Van Cliburn first broke onto the music scene when he won the first Tchaikovsky Piano Competition in Moscow. He was ten years older than I, almost to the day, and by that time I was quite aware of his success at the time. I think he was the ONLY musician I ever had a real fan-crush on. I can't say I went crazy-wild about him, but I certainly took a special interest in him. I was absolutely thrilled he won the competition! The fact that he was also a Christian only added to my excitement!

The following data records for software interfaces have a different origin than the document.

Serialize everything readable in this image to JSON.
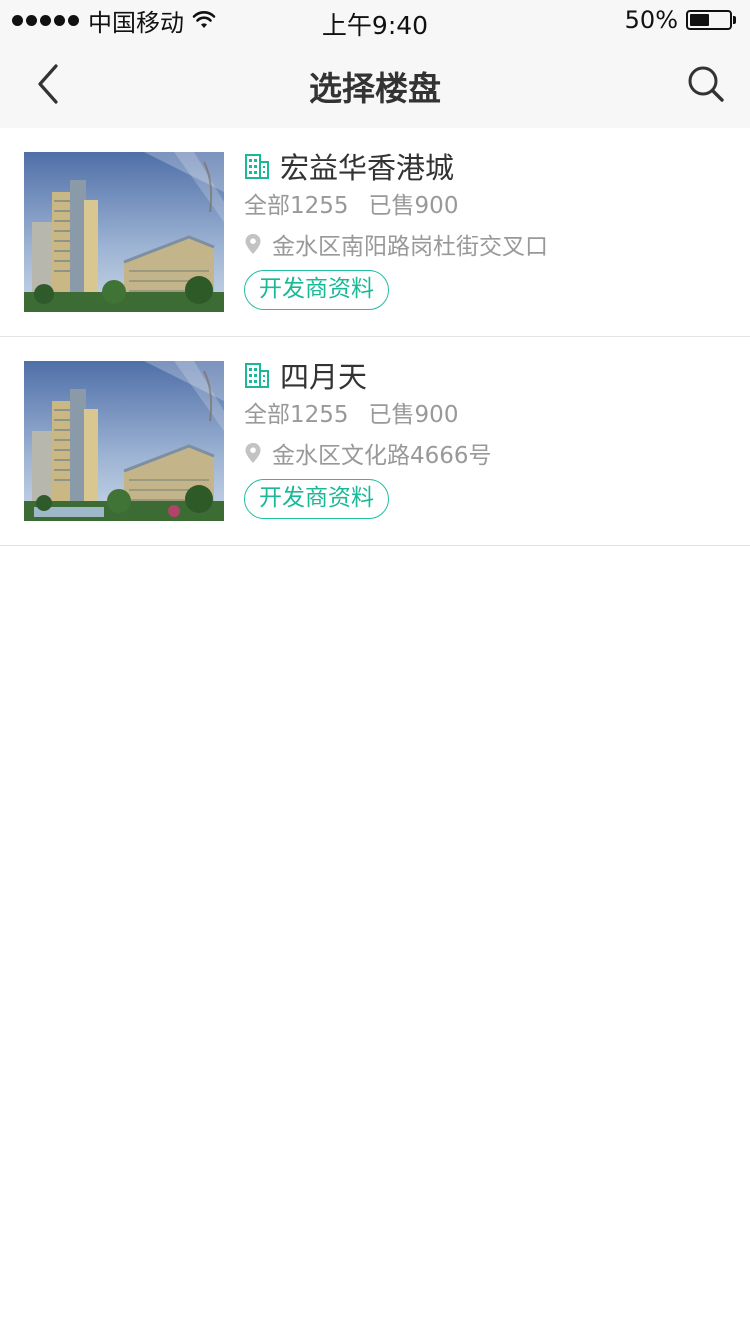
{
  "status_bar": {
    "carrier": "中国移动",
    "time": "上午9:40",
    "battery_text": "50%",
    "battery_level": 0.5
  },
  "nav": {
    "title": "选择楼盘",
    "back_icon": "chevron-left-icon",
    "search_icon": "search-icon"
  },
  "colors": {
    "accent": "#1bb898",
    "text_primary": "#333333",
    "text_secondary": "#999999",
    "bar_bg": "#f7f7f7"
  },
  "listings": [
    {
      "name": "宏益华香港城",
      "total": "全部1255",
      "sold": "已售900",
      "address": "金水区南阳路岗杜街交叉口",
      "button": "开发商资料"
    },
    {
      "name": "四月天",
      "total": "全部1255",
      "sold": "已售900",
      "address": "金水区文化路4666号",
      "button": "开发商资料"
    }
  ]
}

Not long after that, word got around that he had bought a home in Tucson, Arizona, which was rumored to be located near the place I lived at the time. There was a beautiful large home not far from mine, on a big lot with lots of neat wild cactus, and I was absolutely sure this was where he lived. So one day a friend of mine and I walked over there. We couldn't see anybody. I also walked over and watched from time to time to see if I could catch a glimpse of him. I never saw anybody at all, near that house.
Some time later, I saw a picture of the scene out of his living room window. I saw quickly that his living room window view was of the city, obviously from somewhere in the foothills of the Catalina Mountains. Not close to me at all! Oh well! (Listen closely, and you can hear my laughter from where you sit.)

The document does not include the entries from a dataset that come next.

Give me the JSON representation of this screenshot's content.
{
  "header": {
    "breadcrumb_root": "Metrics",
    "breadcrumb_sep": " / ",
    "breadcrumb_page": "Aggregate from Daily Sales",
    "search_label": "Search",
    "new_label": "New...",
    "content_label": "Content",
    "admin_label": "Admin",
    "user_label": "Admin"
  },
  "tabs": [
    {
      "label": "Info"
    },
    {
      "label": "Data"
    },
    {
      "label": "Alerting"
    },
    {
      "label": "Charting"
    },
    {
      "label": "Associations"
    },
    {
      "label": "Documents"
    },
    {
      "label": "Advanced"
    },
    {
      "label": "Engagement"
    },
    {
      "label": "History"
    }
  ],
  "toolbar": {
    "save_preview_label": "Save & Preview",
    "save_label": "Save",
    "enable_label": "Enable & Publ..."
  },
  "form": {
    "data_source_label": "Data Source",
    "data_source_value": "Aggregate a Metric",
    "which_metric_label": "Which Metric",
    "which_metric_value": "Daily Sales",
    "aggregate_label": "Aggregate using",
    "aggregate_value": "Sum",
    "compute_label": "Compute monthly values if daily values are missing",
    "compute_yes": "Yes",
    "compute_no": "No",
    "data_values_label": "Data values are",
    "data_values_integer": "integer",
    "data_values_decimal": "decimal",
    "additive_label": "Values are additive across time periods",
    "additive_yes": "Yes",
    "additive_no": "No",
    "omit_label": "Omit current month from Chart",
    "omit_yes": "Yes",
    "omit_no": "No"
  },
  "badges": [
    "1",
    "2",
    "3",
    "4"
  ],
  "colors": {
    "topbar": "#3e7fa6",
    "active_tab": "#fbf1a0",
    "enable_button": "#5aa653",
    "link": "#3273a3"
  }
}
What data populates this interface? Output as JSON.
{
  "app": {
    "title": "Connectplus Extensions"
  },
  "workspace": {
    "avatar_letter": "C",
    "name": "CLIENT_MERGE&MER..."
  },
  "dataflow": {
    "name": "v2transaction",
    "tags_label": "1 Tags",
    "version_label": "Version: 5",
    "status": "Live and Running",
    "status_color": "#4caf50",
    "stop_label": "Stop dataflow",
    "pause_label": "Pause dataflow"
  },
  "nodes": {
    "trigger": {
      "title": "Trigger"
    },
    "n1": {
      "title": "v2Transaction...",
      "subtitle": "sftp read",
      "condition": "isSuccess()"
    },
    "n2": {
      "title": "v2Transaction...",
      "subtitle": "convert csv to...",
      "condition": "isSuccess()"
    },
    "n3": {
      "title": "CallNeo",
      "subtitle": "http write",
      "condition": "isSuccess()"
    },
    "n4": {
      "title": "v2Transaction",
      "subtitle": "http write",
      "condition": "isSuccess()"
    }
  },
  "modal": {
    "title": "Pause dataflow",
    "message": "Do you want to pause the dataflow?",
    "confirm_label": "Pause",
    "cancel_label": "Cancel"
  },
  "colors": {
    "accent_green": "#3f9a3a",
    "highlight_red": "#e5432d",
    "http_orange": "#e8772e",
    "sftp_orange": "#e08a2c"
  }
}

I think the major reason he appealed to me so much is because he had become what I hoped to become someday myself. The problem was, I could never have devoted myself to practicing 8 hours a day like you have to, in order to achieve that level of success. In retrospect, I also don't mind not having to deal with groupies, the grueling travel schedule, and just the general lifestyle of a performing artist.
Not too long after that, he suddenly disappeared from the public eye. The story as I understand it was that he didn't have a very large repertoire, and he went off to learn a lot of new music. And indeed, he did. He made a number of recordings after he returned to the public eye.
His web site: http://www.cliburn.org/
Here is an excellent article about him on Wikipedia: http://en.wikipedia.org/wiki/Van_Cliburn
Wikipedia says, of Van Cliburn's win:
"When it was time to announce a winner, the judges were obliged to ask permission of the Soviet leader Nikita Khrushchev to give first prize to an American. "Is he the best?" Khrushchev asked. "Then give him the prize!" Cliburn returned home to a ticker-tape parade in New York City, the only time the honor has been accorded a classical musician."
From this article, I learned something I never knew before. Apparently he played the Rachmaninoff 3rd Piano Concerto at that competition as well. That is said to be one of the most difficult piano concertos ever written. I have my own opinion about that. It doesn't sound appreciably more difficult than any of the other Rachmaninoff concertos. I have actually read Piano Concerto No. 2 (involving playing from the music, on the piano, very sloooowwwwly). And when I was in college, my piano professor assigned me the second movement, though I never really did much with it. I actually don't care for the 3rd as much as for the 2nd. In any case, the most difficult thing for me stems from the fact that Rachmaninoff had huge hands. This means that some of his chords (including the opening chords in the 2nd concerto), are greater than an octave, in this case, a 10th. And I can barely reach them, and certainly cannot play them with any authority. Some people play the bottom note as a grace note. I refuse to do that. It doesn't sound right.
Later, as he experienced prosperity. Van Cliburn established a foundation which now hosts its own piano competition. And the Russians have won at least once that I know about. Turn about is fair play!
This recording is of his performance of the Tchaikovsky 1st, recorded shortly after his triumph in Moscow, combined with a recording of the Rachmaninoff 2nd, which is undoubtedly my FAVORITE piano concerto ever, so it is certainly a favorite recording of mine, and I highly recommend it.
Van Cliburn has gone Home to be with the Lord. I miss him simply because I can imagine all the treasures he had yet to record, which I would have enjoyed immensely. I look forward to meeting him in person, something I was never able to do in this lifetime.